Last week in Toronto an interesting gathering took place – a meeting of the minds, as it were. The Canadian Energy Pipeline Association held a symposium that brought together groups to talk about pipeline safety and the future of Canada’s critical infrastructure.
Yes, the usual crowd was there (CEPA’s member companies, for example), but you might not have anticipated the presence of an environmental organization, a prominent First Nations speaker, or the hard-hitting messages delivered by a leading Canadian pollster about Canadians’ attitudes regarding pipelines.
For an industry often accused of hiding behind engineering-speak, it was a remarkably frank and open dialogue about the infrastructure and energy choices facing Canadians, social acceptance, and the industry’s pursuit of zero leaks.
Simply put, Canada’s transmission pipeline operators want to regain social acceptance and are prepared to not only have that conversation, but host it and do what it takes to earn our social licence to operate.
The entire event was live tweeted – so you can follow the blow by blow by searching Twitter for the hashtag #pipesafety.
The event kicked off Wednesday night with a keynote from the Honourable Perrin Beatty, President of the Canadian Chamber of Commerce. Beatty spoke passionately about how Canadian infrastructure like pipelines is a uniquely Canadian success story and is critical to our economy and well being as a nation.

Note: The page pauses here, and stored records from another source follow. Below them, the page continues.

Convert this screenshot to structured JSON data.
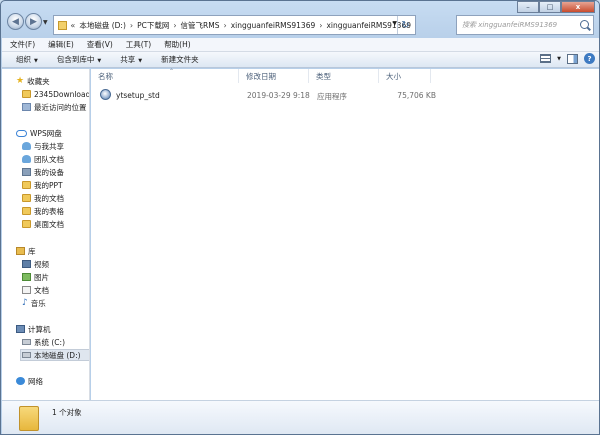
{
  "address": {
    "overflow": "«",
    "crumbs": [
      "本地磁盘 (D:)",
      "PC下载网",
      "信管飞RMS",
      "xingguanfeiRMS91369",
      "xingguanfeiRMS91369"
    ]
  },
  "search": {
    "placeholder": "搜索 xingguanfeiRMS91369"
  },
  "window_controls": {
    "minimize": "–",
    "maximize": "□",
    "close": "x"
  },
  "menu": [
    "文件(F)",
    "编辑(E)",
    "查看(V)",
    "工具(T)",
    "帮助(H)"
  ],
  "toolbar": {
    "organize": "组织",
    "include_library": "包含到库中",
    "share": "共享",
    "new_folder": "新建文件夹"
  },
  "nav": {
    "favorites": "收藏夹",
    "downloads": "2345Downloads",
    "recent": "最近访问的位置",
    "wps": "WPS网盘",
    "shared_with_me": "与我共享",
    "team_docs": "团队文档",
    "my_devices": "我的设备",
    "my_ppt": "我的PPT",
    "my_docs": "我的文档",
    "my_sheets": "我的表格",
    "desktop_docs": "桌面文档",
    "library": "库",
    "videos": "视频",
    "pictures": "图片",
    "documents": "文档",
    "music": "音乐",
    "computer": "计算机",
    "drive_c": "系统 (C:)",
    "drive_d": "本地磁盘 (D:)",
    "network": "网络"
  },
  "columns": {
    "name": "名称",
    "date": "修改日期",
    "type": "类型",
    "size": "大小"
  },
  "files": [
    {
      "name": "ytsetup_std",
      "date": "2019-03-29 9:18",
      "type": "应用程序",
      "size": "75,706 KB"
    }
  ],
  "status": {
    "count": "1 个对象"
  }
}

“Canadians need to have a conversation on energy,” said Beatty, “but the debate these days is anything but rational. Surveys show most Canadians know it’s possible to balance development with environmental responsibility.”
Beatty went on to note that, based on his many years of public service, “When you treat Canadians with respect, they will make the right decision.”
The symposium agenda was chock full of a variety of speakers and panelists who investigated all aspects of pipeline safety, integrity, and the socio-political climate. Topics included:
A real highlight of the second day was pollster Bruce Anderson’s lunch keynote on public opinion of pipelines. We captured many of Anderson’s remarks on Twitter. We “Storifyed” those tweets, along with a video Anderson showed and our interview with him – here is that Storify package for those inclined to listen in.
The day and a half was a successful dialogue with prominent Canadian groups on a topic of interest to all Canadians. How do we engage in responsible development while building infrastructure for the future and our economy for today?
The answer? It all starts with a rational conversation between Canadians. Like the Integrity First symposium last week.